2011 Keeper Rankings: Catchers

While I tried to tackle the task of ranking keepers back in September, a lot more research and analysis has been done during the offseason. Below are my final keeper rankings for the catcher position.

 

Note: These are not rankings for 2011 and do not consider players with no major league experience (there are plenty of sources of prospect rankings for that). These players should help fantasy teams in 2011 as well as the foreseeable future. The number next to the player’s name represents his age on opening day 2011.

 

No-doubt keepers
1. Carlos Santana – 24
2. Buster Posey – 23
3. Joe Mauer – 27
4. Matt Wieters – 24
5. Brian McCann – 26
6. Victor Martinez – 31

 

 

Joe Mauer is just so consistent when it comes to AVG and OBP, so he’ll hold his value in both formats not matter what the power output is. He has at least four or five more years of projectable production behind the dish before we will have to worry about a position switch, especially since he is determined to stay a catcher for his entire career.

 

There is something to be said for the fact that Matt Wieters is still only 24-years-old. While his numbers are still well below expectations, he is showing signs of improvement. This past season, Wieters lowered his strikeout rate while raising his walk rate and contact rate. He has shown power potential in the past and just needs to find his grove at the big league level before it begins to show up in games. Those looking to buy low on Wieters may be rewarded big-time, as his breakout seems to be coming, albeit slowly.

 

Brian McCann is about as steady a fantasy catcher one could ask for. Only his age holds his keeper value back slightly.

 

V-Mart‘s value is lowered by his age, but the fact that he will DH most of the time in Detroit gives his value a bit of a kick upwards for health reasons. There is the risk in him turning into a full-time DH within a year or two, but his offensive numbers should remain top-notch should he retain catcher eligibility over the next couple of seasons.

 

14-plus team considerations
7. Geovany Soto – 27
8. J.P. Arencibia – 24
9. Miguel Montero – 27
10. Mike Napoli – 28

 

Lou Piniella messed with Geovany Soto‘s lineup spot and playing time for much of 2011. Soto improved his plate discipline in 2010 and has enough power to hit around 20 home runs for the next few seasons. Soto edges out J.P. Arencibia due to similarities in power, but Soto projects to hit for a better AVG. The two are real close though and Arencibia has the edge in age.
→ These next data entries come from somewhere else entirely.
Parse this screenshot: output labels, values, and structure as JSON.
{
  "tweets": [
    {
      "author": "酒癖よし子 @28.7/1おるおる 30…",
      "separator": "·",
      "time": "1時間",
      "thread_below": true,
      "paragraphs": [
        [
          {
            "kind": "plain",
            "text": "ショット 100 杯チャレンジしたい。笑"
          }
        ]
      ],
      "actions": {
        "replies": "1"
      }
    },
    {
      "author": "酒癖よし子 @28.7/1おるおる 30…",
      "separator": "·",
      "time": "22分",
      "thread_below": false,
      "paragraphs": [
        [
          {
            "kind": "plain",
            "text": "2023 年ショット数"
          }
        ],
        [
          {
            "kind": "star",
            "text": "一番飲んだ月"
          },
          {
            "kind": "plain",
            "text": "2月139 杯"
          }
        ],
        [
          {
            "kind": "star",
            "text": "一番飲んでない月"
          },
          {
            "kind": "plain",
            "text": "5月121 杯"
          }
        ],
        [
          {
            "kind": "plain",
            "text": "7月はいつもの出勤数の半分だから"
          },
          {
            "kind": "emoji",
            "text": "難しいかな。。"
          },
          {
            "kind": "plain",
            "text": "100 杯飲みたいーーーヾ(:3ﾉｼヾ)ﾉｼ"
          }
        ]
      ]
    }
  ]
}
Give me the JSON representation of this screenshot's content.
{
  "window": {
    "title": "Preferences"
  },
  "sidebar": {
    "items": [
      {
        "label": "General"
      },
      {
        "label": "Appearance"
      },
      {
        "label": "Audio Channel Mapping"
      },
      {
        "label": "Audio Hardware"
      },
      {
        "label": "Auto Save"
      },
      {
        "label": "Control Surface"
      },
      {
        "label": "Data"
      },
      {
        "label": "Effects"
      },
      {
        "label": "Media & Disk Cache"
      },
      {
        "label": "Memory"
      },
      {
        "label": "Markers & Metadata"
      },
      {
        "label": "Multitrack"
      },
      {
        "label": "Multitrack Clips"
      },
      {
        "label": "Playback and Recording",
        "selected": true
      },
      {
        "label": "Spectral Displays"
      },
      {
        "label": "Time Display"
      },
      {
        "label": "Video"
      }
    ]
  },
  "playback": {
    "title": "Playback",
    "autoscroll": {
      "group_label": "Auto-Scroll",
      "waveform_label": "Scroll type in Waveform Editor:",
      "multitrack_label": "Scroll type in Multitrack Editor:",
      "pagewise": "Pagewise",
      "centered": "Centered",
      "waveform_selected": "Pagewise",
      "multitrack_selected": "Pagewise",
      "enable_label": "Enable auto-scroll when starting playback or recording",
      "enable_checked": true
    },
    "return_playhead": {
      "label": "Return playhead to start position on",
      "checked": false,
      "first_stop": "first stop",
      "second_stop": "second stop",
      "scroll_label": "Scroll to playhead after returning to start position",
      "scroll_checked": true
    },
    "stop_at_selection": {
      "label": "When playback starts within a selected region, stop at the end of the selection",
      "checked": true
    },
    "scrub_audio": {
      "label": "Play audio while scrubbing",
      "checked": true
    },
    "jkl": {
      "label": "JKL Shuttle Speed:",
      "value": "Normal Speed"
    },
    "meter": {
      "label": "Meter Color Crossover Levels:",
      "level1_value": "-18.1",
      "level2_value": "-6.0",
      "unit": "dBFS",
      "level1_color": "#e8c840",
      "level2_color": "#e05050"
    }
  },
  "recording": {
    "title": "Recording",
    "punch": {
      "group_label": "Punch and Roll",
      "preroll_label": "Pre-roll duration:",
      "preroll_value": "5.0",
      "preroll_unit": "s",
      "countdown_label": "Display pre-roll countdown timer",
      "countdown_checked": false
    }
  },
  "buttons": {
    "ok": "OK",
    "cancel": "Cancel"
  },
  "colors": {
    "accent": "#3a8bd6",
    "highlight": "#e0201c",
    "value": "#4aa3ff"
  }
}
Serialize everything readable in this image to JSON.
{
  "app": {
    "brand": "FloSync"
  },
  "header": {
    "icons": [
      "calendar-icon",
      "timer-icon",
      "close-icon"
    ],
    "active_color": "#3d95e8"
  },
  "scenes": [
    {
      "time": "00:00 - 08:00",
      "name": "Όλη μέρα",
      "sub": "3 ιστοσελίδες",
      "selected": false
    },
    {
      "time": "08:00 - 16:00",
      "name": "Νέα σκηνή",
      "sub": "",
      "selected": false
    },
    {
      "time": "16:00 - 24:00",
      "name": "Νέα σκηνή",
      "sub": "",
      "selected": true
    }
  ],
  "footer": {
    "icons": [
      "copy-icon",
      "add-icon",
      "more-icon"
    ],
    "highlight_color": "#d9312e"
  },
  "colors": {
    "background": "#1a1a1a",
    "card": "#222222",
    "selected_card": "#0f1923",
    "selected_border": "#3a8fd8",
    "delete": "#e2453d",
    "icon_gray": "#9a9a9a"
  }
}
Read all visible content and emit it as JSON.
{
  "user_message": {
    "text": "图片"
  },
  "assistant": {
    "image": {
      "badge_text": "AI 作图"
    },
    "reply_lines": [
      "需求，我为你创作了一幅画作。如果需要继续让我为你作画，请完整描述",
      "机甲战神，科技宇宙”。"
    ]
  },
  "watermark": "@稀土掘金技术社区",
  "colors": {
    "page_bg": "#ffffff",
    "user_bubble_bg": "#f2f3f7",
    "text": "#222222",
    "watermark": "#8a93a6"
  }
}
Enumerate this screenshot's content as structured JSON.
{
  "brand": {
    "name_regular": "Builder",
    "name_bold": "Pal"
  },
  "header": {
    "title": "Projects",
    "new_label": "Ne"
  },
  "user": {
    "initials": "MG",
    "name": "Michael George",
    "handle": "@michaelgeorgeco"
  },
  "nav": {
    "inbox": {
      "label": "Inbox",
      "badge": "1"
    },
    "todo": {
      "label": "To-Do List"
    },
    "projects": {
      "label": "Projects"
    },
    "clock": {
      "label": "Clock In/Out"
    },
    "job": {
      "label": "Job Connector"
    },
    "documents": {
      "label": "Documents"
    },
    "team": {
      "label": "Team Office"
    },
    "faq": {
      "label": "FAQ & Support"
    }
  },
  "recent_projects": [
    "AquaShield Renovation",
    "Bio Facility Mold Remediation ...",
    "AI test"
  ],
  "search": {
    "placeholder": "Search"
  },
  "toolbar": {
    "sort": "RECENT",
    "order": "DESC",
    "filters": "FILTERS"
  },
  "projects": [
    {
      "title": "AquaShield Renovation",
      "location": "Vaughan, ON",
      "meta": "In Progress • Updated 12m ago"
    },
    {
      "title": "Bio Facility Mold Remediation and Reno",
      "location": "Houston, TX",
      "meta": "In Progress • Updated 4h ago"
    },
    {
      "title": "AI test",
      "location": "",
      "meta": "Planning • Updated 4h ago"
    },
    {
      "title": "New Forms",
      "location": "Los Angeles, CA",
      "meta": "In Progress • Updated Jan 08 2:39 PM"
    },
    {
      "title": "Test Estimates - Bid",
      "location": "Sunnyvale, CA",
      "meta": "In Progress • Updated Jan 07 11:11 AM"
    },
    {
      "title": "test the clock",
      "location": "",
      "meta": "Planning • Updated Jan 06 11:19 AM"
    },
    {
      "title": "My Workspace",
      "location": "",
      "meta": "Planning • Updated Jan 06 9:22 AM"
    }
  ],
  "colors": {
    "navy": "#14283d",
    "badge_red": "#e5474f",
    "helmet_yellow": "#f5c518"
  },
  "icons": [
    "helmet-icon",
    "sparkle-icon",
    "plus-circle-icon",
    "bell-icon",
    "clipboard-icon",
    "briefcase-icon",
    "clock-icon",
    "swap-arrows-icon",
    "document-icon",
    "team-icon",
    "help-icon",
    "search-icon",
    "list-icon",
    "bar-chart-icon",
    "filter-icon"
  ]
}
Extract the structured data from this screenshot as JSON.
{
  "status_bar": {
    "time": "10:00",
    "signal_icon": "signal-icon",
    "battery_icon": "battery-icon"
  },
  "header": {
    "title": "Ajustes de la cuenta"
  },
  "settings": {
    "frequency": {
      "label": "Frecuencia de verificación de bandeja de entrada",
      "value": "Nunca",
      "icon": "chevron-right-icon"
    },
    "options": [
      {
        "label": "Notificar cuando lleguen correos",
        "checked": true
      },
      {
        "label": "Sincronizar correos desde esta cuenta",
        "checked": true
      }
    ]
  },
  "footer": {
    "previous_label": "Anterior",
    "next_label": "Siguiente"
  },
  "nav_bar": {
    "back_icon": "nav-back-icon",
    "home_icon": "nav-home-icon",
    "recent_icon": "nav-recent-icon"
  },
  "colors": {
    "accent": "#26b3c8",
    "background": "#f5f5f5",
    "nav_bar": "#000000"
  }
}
I wouldn’t fault anyone for ranking Arencibia ahead of Soto.

 

A knee injury kept Miguel Montero from coming anywhere close to the numbers he put up in 2009. However, he still projects as a good hitting catcher, just not one that is going to be much better than he was in that 2009 season. 

Mike Napoli has the potential to approach 30 home runs if he could get the at-bats. It was made clear last season that Mike Scioscia doesn’t trust Napoli behind the plate. There is also the fact that prospect Hank Conger is just about ready to start his big league career. Napoli will spend a lot of time DHing in 2011, but he should catch enough to retain eligibility for now. Ultimately, however, his future is probably at DH and his skills may not age well given the injury issues he has already faced.

 

Deep league considerations
11. Kurt Suzuki – 26
12. Chris Iannetta – 27
13. Wilson Ramos – 22

 

I could see Kurt Suzuki moving up this list, but he’ll need to stay healthy. Chris Iannetta has always had tremendous power potential, but he has yet to put everything together at the big-league level. He could finally reach that 20-25 homer potential in 2011, but we’ll just have to wait and see.

 

Wilson Ramos is a fringy keeper. He doesn’t project to hit for a ton of power, but he could be an asset with AVG and decent RBI numbers in the future. He’ll likely split time with Pudge Rodriguez in 2011, with a chance to become the full-time catcher for the Nationals by season’s end. Top prospect Derek Norris should be in the mix at some point, which makes Ramos’ future in Washington a bit cloudy.